Congress should be able to utilize the evidence from the Mueller investigation to efficiently conduct and conclude its own required oversight rather than squander millions of dollars and countless hours recreating what is otherwise readily and rightfully available to them. We have heard multiple members of Congress state they can “walk and chew gum at the same time,” meaning they can conduct their oversight responsibilities while simultaneously working on legislation. For the good of the country I hope this proves to be true. Unlike the rest of us, when Congress is in session, they work an average of 3 days per week. The other days they spend traveling to and from their home districts and Washington, DC, meeting with constituents, lobbyists, donors, and attending events. In the limited time they have in session, Congress must address the national debt, comprehensive immigration reform, the environment, and national security challenges around the world to name just some of the pressing business. If Congress errs on the side of too much investigation, it will hurt them in upcoming elections unless the investigations produce clear and important results.
Democratic leaders have rightfully and logically determined that impeachment should only take place upon strong evidence of significant violations and in a bipartisan manner. Republicans suffered electoral setbacks after the Clinton impeachment process. Although by no means identical situations, the lesson is nonetheless valid. If Democrats are seen as overreaching, especially if the Senate fails to conduct a hearing or take action, they will suffer intense blowback in upcoming elections. The Senate will not even conduct a hearing let alone vote to remove the President (requires 67 votes) unless there is an overwhelming case that even Mitch McConnell cannot overlook. Thus far President Trump’s deficiencies have been more along the lines of leadership, moral, policy, and performance failures. He is unfit to serve as President for many reasons. This is important but would not suffice as a basis to impeach Trump under the current climate. In fact, Trump stands a decent chance to win reelection in 2020 if Democrats do not handle these matters correctly in the eyes of the American people.

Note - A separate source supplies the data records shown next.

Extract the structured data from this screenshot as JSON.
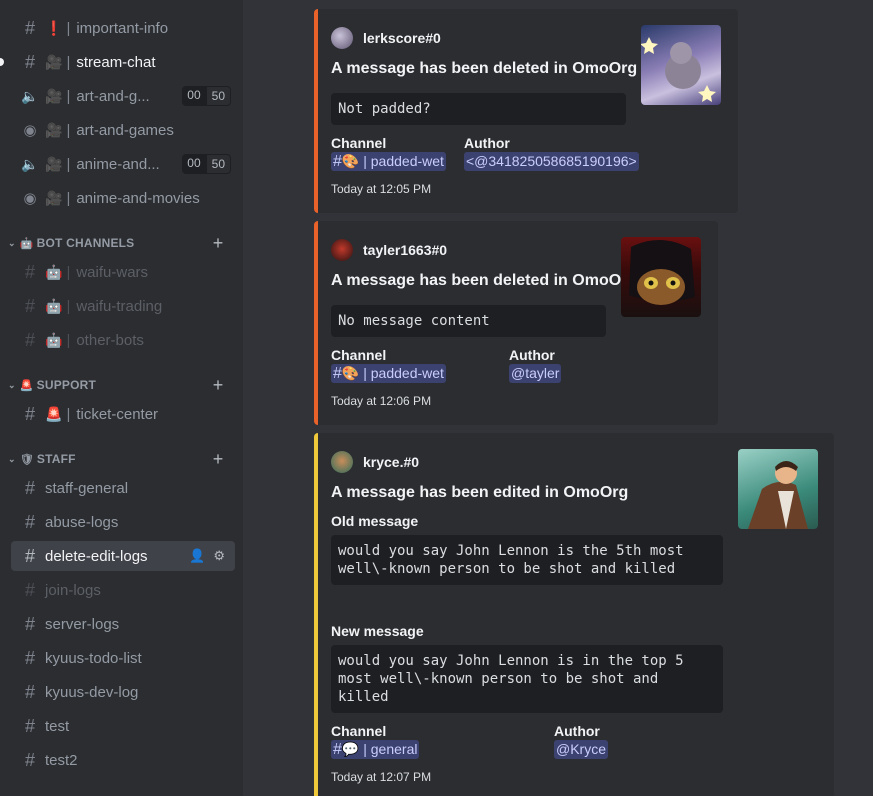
{
  "sidebar": {
    "categories": {
      "bot": "BOT CHANNELS",
      "support": "SUPPORT",
      "staff": "STAFF"
    },
    "channels": {
      "important_info": {
        "emoji": "❗",
        "name": "important-info"
      },
      "stream_chat": {
        "emoji": "🎥",
        "name": "stream-chat"
      },
      "art_voice": {
        "emoji": "🎥",
        "name": "art-and-g...",
        "count_a": "00",
        "count_b": "50"
      },
      "art_stage": {
        "emoji": "🎥",
        "name": "art-and-games"
      },
      "anime_voice": {
        "emoji": "🎥",
        "name": "anime-and...",
        "count_a": "00",
        "count_b": "50"
      },
      "anime_stage": {
        "emoji": "🎥",
        "name": "anime-and-movies"
      },
      "waifu_wars": {
        "emoji": "🤖",
        "name": "waifu-wars"
      },
      "waifu_trading": {
        "emoji": "🤖",
        "name": "waifu-trading"
      },
      "other_bots": {
        "emoji": "🤖",
        "name": "other-bots"
      },
      "ticket_center": {
        "emoji": "🚨",
        "name": "ticket-center"
      },
      "staff_general": {
        "name": "staff-general"
      },
      "abuse_logs": {
        "name": "abuse-logs"
      },
      "delete_edit_logs": {
        "name": "delete-edit-logs"
      },
      "join_logs": {
        "name": "join-logs"
      },
      "server_logs": {
        "name": "server-logs"
      },
      "kyuus_todo": {
        "name": "kyuus-todo-list"
      },
      "kyuus_dev": {
        "name": "kyuus-dev-log"
      },
      "test": {
        "name": "test"
      },
      "test2": {
        "name": "test2"
      }
    }
  },
  "embeds": [
    {
      "author": "lerkscore#0",
      "title": "A message has been deleted in OmoOrg",
      "content": "Not padded?",
      "channel_label": "Channel",
      "channel_emoji": "🎨",
      "channel_name": "padded-wet",
      "author_label": "Author",
      "author_value": "<@341825058685190196>",
      "timestamp": "Today at 12:05 PM",
      "color": "#e8622a"
    },
    {
      "author": "tayler1663#0",
      "title": "A message has been deleted in OmoOrg",
      "content": "No message content",
      "channel_label": "Channel",
      "channel_emoji": "🎨",
      "channel_name": "padded-wet",
      "author_label": "Author",
      "author_value": "@tayler",
      "timestamp": "Today at 12:06 PM",
      "color": "#e8622a"
    },
    {
      "author": "kryce.#0",
      "title": "A message has been edited in OmoOrg",
      "old_label": "Old message",
      "old_content": "would you say John Lennon is the 5th most\nwell\\-known person to be shot and killed",
      "new_label": "New message",
      "new_content": "would you say John Lennon is in the top 5\nmost well\\-known person to be shot and\nkilled",
      "channel_label": "Channel",
      "channel_emoji": "💬",
      "channel_name": "general",
      "author_label": "Author",
      "author_value": "@Kryce",
      "timestamp": "Today at 12:07 PM",
      "color": "#f0c93a"
    }
  ]
}
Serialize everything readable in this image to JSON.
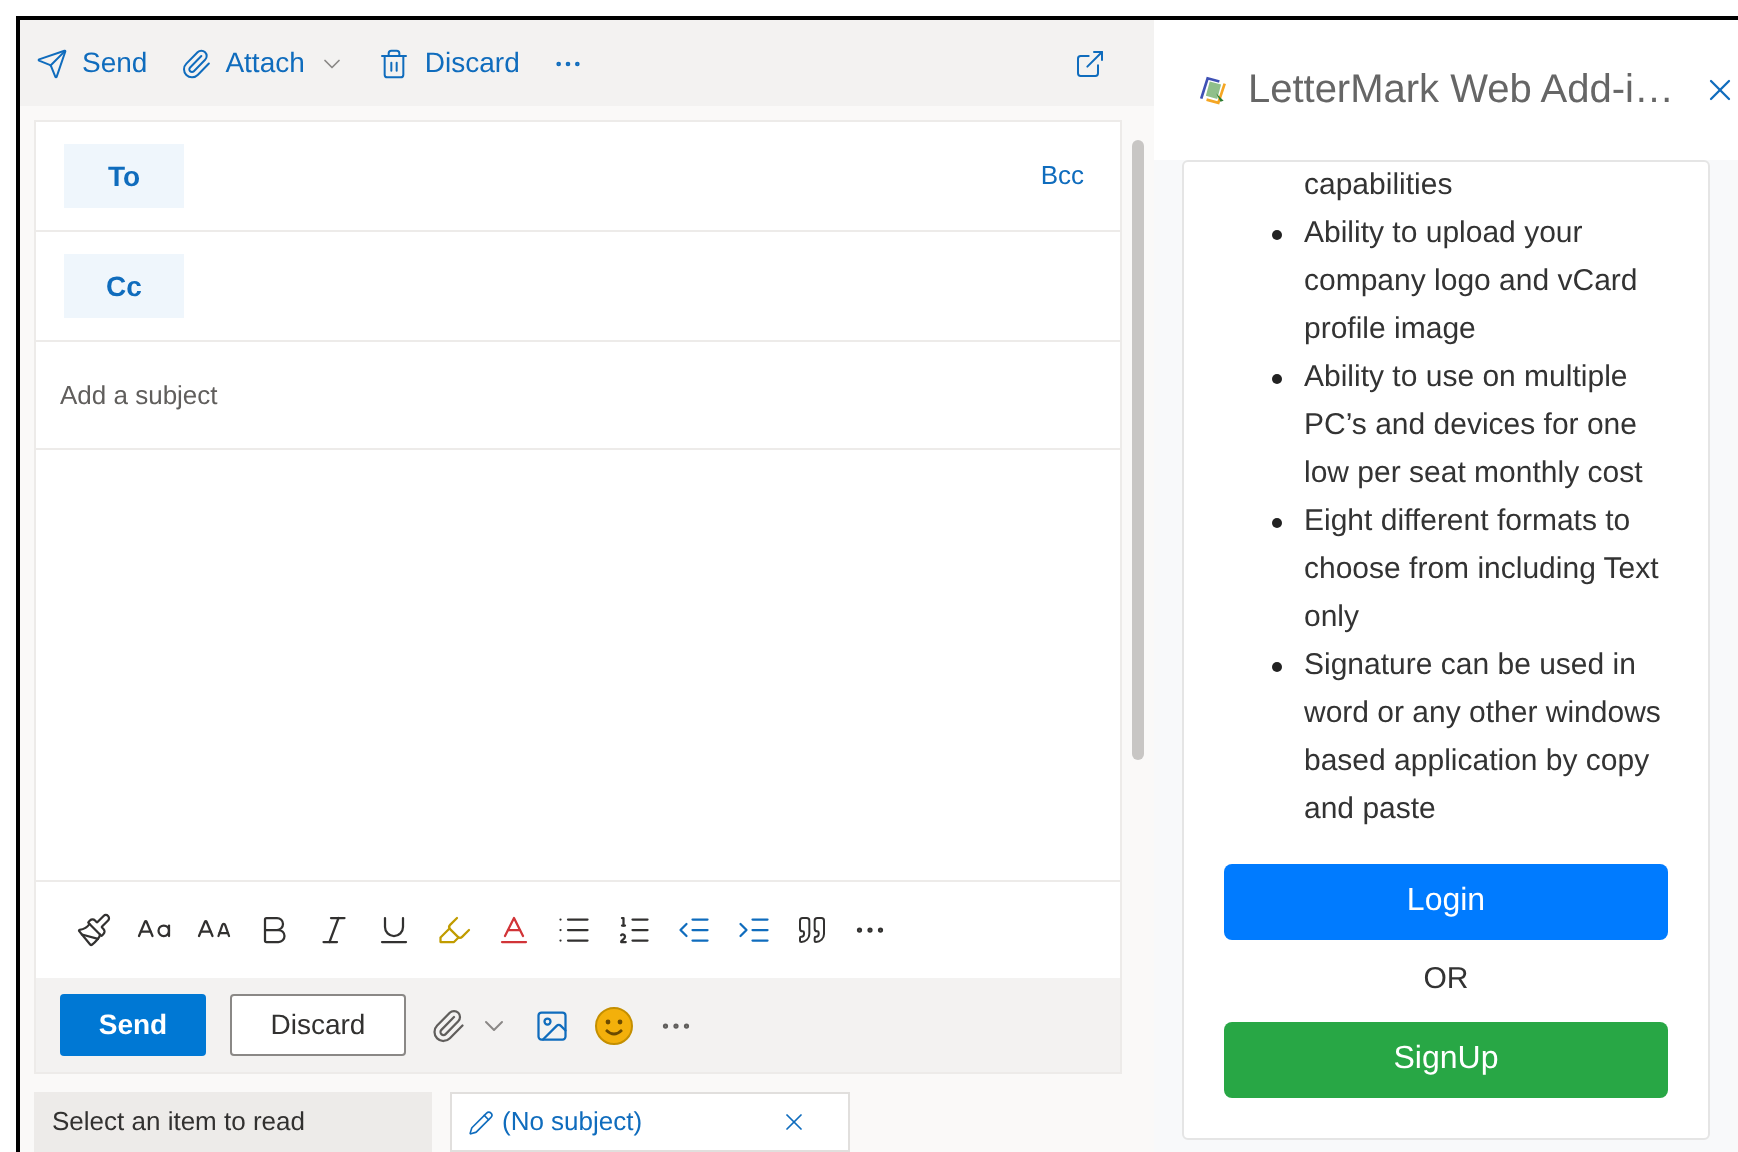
{
  "toolbar": {
    "items": [
      {
        "label": "Send",
        "kind": "send"
      },
      {
        "label": "Attach",
        "kind": "attach"
      },
      {
        "label": "Discard",
        "kind": "discard"
      }
    ]
  },
  "compose": {
    "to_label": "To",
    "bcc": "Bcc",
    "cc_label": "Cc",
    "subject": {
      "placeholder": "Add a subject"
    },
    "send": "Send",
    "discard": "Discard"
  },
  "tabs": [
    {
      "label": "Select an item to read",
      "selected": false
    },
    {
      "label": "(No subject)",
      "selected": true
    }
  ],
  "addin": {
    "title": "LetterMark Web Add-i…",
    "features": [
      {
        "kind": "continuation",
        "text": "capabilities"
      },
      {
        "kind": "bullet",
        "text": "Ability to upload your company logo and vCard profile image"
      },
      {
        "kind": "bullet",
        "text": "Ability to use on multiple PC’s and devices for one low per seat monthly cost"
      },
      {
        "kind": "bullet",
        "text": "Eight different formats to choose from including Text only"
      },
      {
        "kind": "bullet",
        "text": "Signature can be used in word or any other windows based application by copy and paste"
      }
    ],
    "login": "Login",
    "or": "OR",
    "signup": "SignUp"
  }
}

The President and his allies can take their victory lap, spike the football, claim vindication, etc., but that is foolish and unprofessional. There remain critical questions about Russian influence, the President’s performance in office, his promotion of hate, division, and violence, and his incessant campaign of dishonesty. This is the most corrupt administration in history. More officials from the Trump administration have been indicted (Mueller Investigation) or forced to resign due to rampant corruption than any other. We the people must accept the results from Mueller and move forward but remain ever vigilant in the continuing investigations. Our national security and future of our democracy is at risk if we become complacent and succumb to investigation fatigue. I do not relish the prospect of any President committing crimes and being tried or impeached for those crimes. I want all our leaders to succeed for the good of the nation. But when the evidence is there, we must put politics aside and does what needs to be done to address their transgressions.